UNISONActive is an unofficial blog produced by UNISON activists for UNISON activists. Bringing news, briefings and events from a progressive left perspective.

Wednesday, 15 June 2011

The ConDems do not enter pensions conflict from a position of strength

Richard Seymour writing in Comment is Free gives a useful analysis of the looming confrontation between the Con Dem Government and public sector unions over pensions and other austerity measures. However it is marred by an ill informed reference to UNISON having ‘thus far retreated from outright conflict with the government’ http://www.guardian.co.uk/commentisfree/2011/jun/14/nut-atl-vote-unionised-public-sector-workers

This comment typifies an ultra left failure to recognise that in the real world most UNISON members are directly employed by local and not national government. And as reported to last week’s NEC, UNISON currently has over 30 disputes involving 30,000 members including strikes of strategic importance well beyond local disputes in Councils such as Barnet and Southampton.

And as far as conflict with the government is concerned Seymour fails to credit UNISON’s high profile campaigning against cuts in general and the health and social care bill in particular.

Notwithstanding these points Seymour’s conclusion is a sound one. The aggressive posturing of Cabinet Office Francis Maude in response to the ballot results belies the Coalition Government’s weakness:

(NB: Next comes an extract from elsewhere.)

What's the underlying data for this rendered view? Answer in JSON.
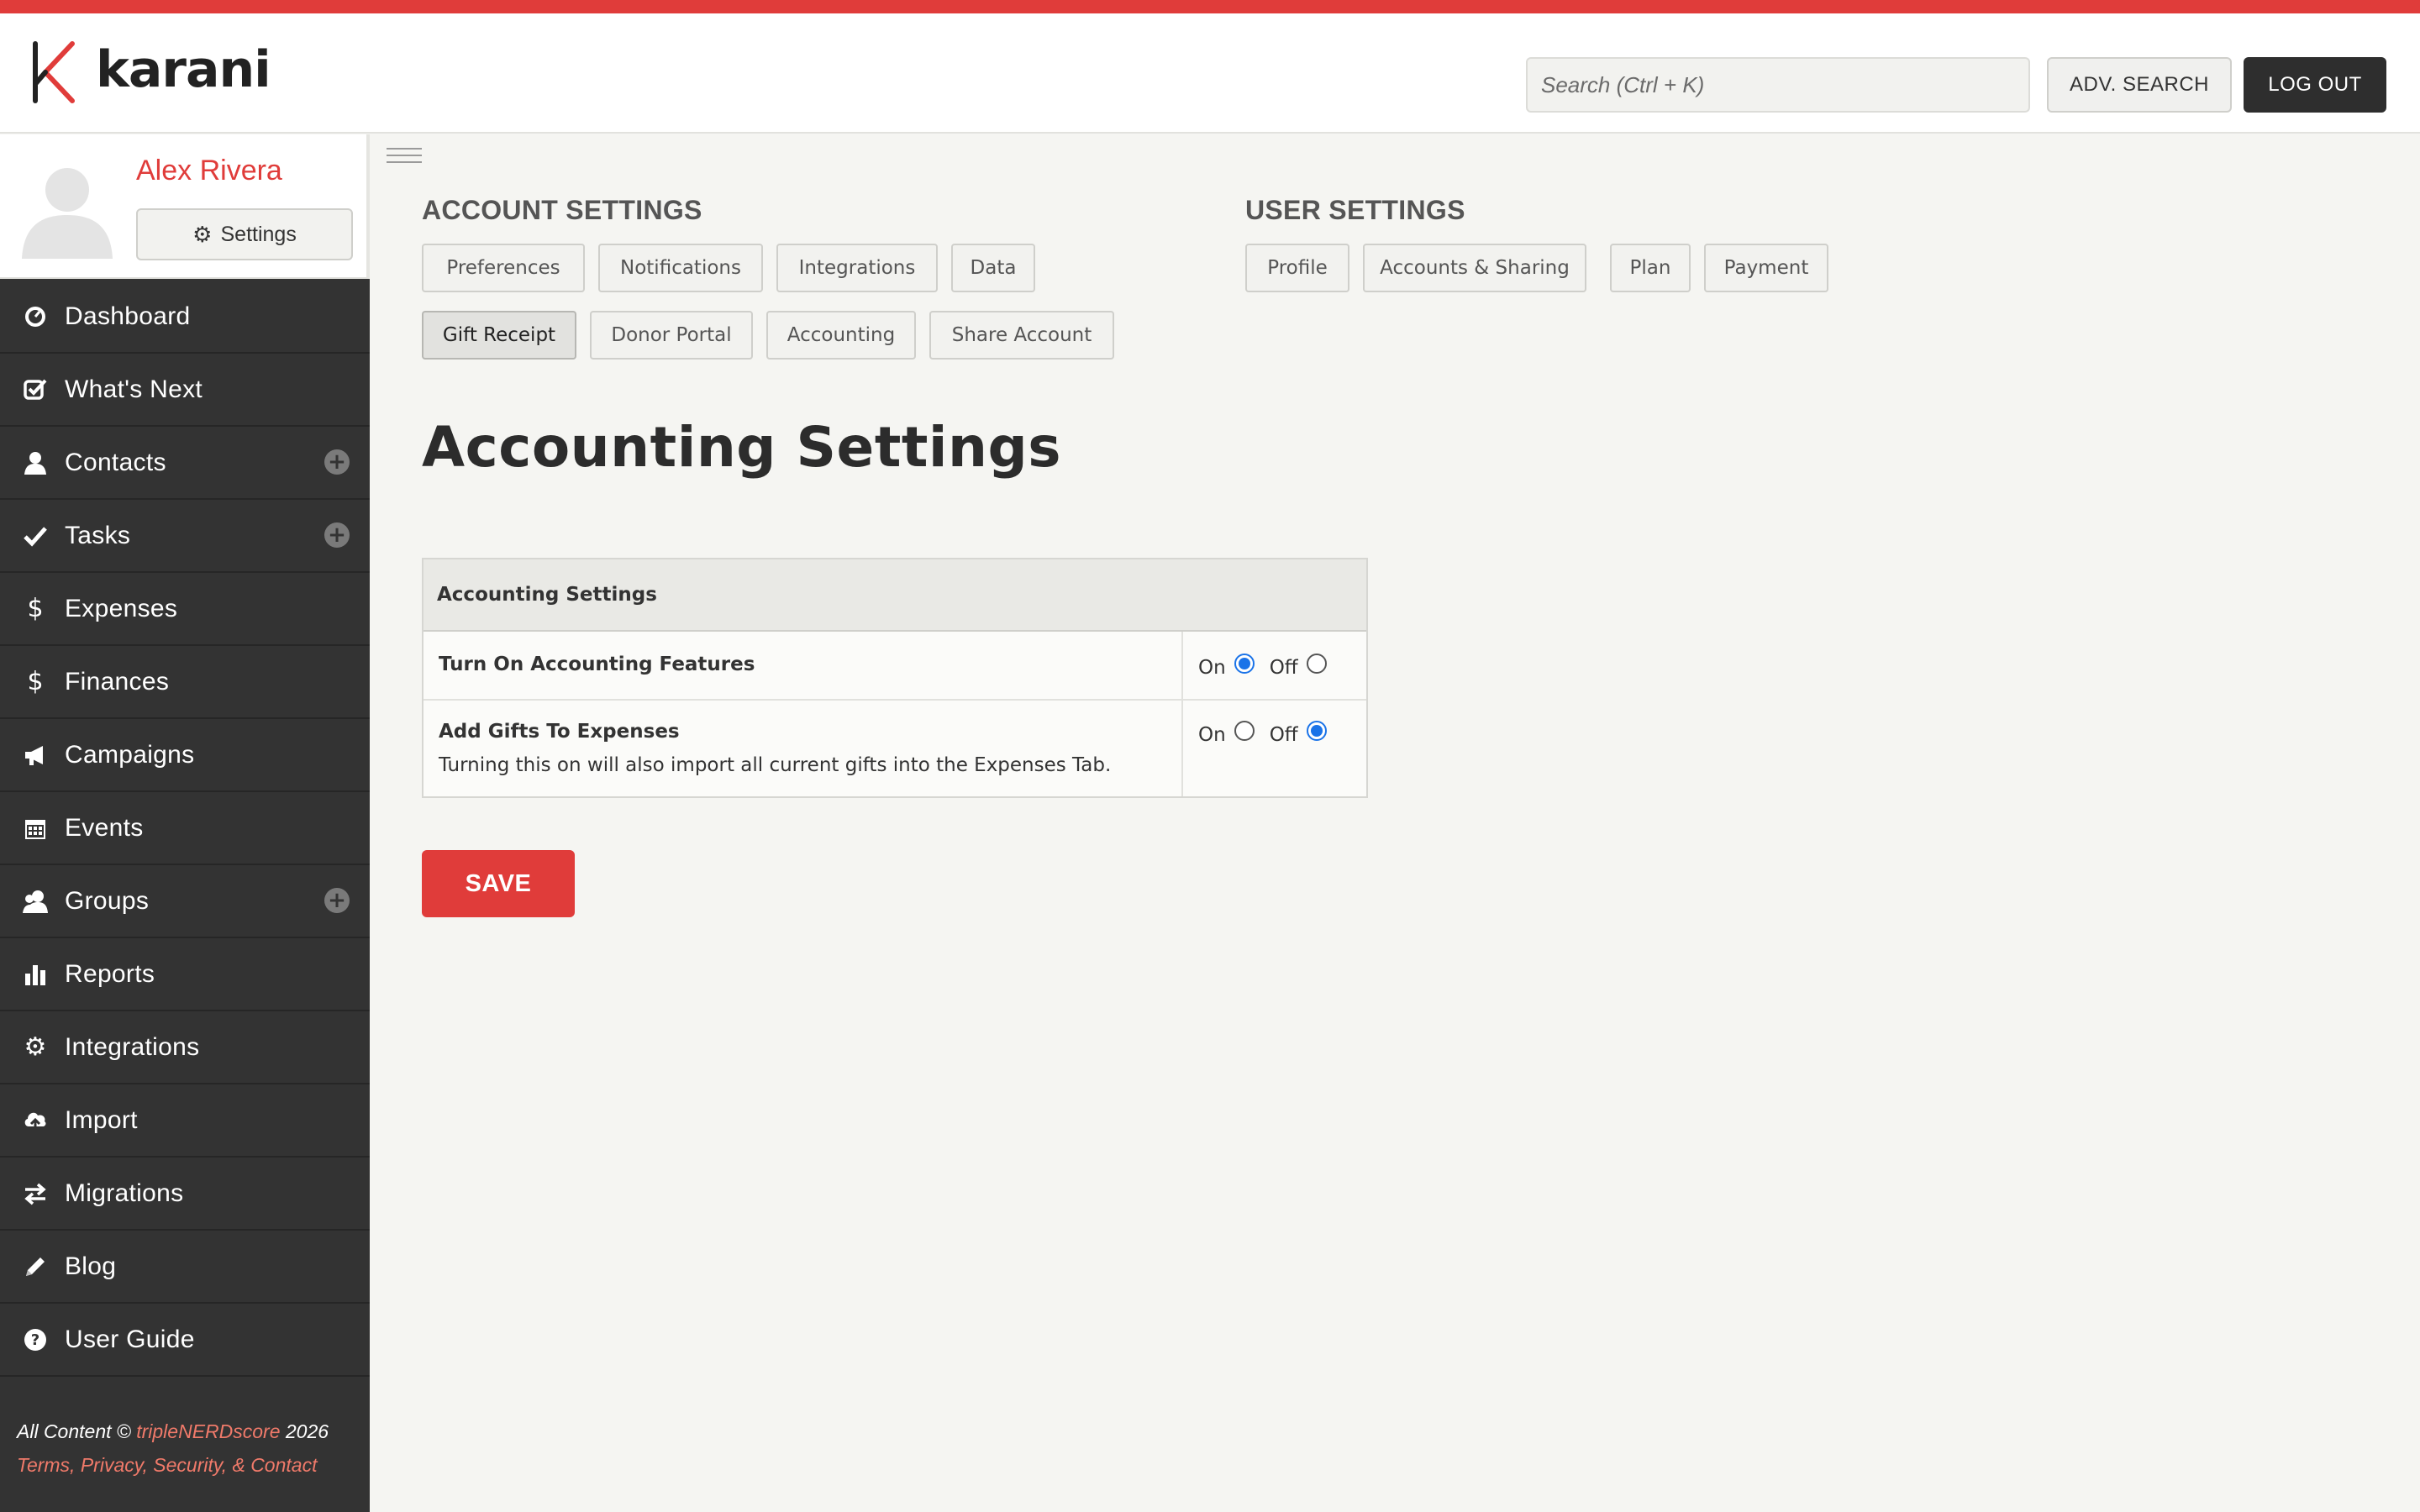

“It seems extraordinary that a government as electorally fragile and ideologically weak as this one should knowingly provoke such a wide-ranging conflict with so many different sectors of society. The government may calculate that, if they ride out the crisis that their policies create, policing its effects, then all parties to the coalition will gain the credit when growth is eventually restored to the economy and the country returns to the polls in four years' time. Alternatively, they may have bet on the union leaders being too cautious and conservative to risk a war with the government.

The trouble is that the pressure from workers for action has become impossible to ignore, and the workers they're picking on are in a strategically privileged position since the infrastructures they maintain are central to the efficient working of the economy”